Season of Migration to the North

Essay by   •  December 2, 2011  •  Essay  •  1,061 Words (5 Pages)  •  2,254 Views

Essay Preview: Season of Migration to the North

Report this essay
Page 1 of 5


Season of Migration to the North

His novel Season of Migration to the North shot Tayeb Saleh quickly to popularity. It first published in Beirut in 1966. In 2001, the book was declared "the most important Arabic novel of the 20th century" by the Arab Literary Academy. His works have been translated from Arabic into more than 30 languages. The BBC has listed it as one of the most influential books on Africa in the twentieth century. . The novel is also listed as required reading and taught as part of courses at many universities

Ironically, the novel, Seasons of Migration to the North, was banned in Saleh's native Sudan for a few years despite the fact that it won him prominence and fame worldwide.

Plot Summary

The unknown narrator has come back to his native village in Sudan after spending seven years in England to continue his education.

Coming back, a new villager drew his attention named Mustafa Said who doesn't show the adulation for his achievements that most others do, and has aloof nature. The villager reveals his past one drunken evening by wistfully reciting poetry in fluent English, leaving the narrator resolute to discover the stranger's identity. As it turns out Mustafa was also a student educated in the west but at the same time harbors a violently hateful and complex relationship with his western identity. The story of Mustafa's troubled past in Europe and in particular his love affair with a British woman, forms the center of the novel. What the narrator then discovers about the stranger, Mustafa Said, awakens in him great curiosity, despair and anger. The stories of Mustafa's past life in England, and the repercussions on the village around him, take a toll on the narrator, who is driven to the very edge of sanity. It is only finally, floating in the river Nile, precariously between life and death, that the narrator makes the conscious choice to rid himself of Mustafa's lingering presence, and to stand as an influential individual in his own right.

The novel has also been related in many senses to Heart of Darkness by author Joseph Conrad.Both novels explore cultural hybridity, cross-colonial experiences, and orientalism.

The relationship between West & East in the novel

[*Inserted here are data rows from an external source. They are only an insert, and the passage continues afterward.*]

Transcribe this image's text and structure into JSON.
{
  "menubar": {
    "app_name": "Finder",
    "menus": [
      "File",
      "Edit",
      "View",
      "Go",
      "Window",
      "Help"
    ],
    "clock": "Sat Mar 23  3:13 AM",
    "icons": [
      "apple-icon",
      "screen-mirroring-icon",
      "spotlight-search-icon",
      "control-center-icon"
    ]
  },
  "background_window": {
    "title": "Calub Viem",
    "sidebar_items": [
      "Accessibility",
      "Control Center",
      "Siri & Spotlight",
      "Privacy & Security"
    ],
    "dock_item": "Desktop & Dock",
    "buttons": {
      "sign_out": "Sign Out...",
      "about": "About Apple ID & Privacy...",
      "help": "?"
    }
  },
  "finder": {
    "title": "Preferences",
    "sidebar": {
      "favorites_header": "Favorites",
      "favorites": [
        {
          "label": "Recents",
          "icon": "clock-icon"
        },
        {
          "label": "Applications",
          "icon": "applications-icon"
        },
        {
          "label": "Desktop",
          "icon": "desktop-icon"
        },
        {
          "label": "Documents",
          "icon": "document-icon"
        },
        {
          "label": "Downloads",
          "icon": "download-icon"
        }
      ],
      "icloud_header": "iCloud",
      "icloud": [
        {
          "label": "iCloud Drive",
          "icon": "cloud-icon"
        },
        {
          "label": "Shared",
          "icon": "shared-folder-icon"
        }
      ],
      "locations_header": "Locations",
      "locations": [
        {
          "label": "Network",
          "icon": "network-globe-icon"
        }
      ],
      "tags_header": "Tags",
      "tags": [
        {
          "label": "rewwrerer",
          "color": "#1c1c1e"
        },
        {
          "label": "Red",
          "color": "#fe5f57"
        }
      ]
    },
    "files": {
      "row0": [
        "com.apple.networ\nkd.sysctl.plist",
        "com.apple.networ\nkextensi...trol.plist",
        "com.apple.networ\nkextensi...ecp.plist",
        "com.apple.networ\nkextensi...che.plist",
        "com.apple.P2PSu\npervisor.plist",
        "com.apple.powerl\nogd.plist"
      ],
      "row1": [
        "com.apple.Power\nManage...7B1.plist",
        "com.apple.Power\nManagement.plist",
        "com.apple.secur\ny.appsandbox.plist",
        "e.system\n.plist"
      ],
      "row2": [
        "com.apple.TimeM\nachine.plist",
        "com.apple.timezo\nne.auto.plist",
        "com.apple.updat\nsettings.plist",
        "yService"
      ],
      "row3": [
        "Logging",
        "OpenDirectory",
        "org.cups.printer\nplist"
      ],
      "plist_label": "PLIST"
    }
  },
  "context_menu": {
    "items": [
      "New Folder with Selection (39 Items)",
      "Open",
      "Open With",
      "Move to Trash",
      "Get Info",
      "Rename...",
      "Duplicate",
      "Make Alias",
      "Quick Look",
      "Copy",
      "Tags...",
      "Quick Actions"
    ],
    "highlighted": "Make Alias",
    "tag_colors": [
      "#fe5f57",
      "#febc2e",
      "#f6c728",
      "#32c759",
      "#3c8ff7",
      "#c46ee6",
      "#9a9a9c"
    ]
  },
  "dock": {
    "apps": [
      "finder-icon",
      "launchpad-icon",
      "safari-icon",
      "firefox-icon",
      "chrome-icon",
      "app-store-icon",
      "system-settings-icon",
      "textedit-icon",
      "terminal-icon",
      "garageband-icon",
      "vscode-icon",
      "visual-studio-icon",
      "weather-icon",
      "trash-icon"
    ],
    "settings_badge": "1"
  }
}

One of the major themes of the book is the clash between Occidental and Oriental cultures ( EAST & WEST). This is also referred to as North and South throughout the book. Both Mustafa and the narrator came from small Sudanese villages and were educated in England. Mustafa accepted and tried to become a part of the Western culture by running around with women. Many of the women around him committed suicide because of the lies he told them and because of the empty promises he made. He married one, Jean Morris, and admitted to killing her. He ends up returning to the Sudan and settling in a small village and marrying a local woman and living according to the village customs and traditions. The narrator did not accept Western life and was waiting for the minute



Download as:   txt (6 Kb)   pdf (87.9 Kb)   docx (11.1 Kb)  
Continue for 4 more pages »
Only available on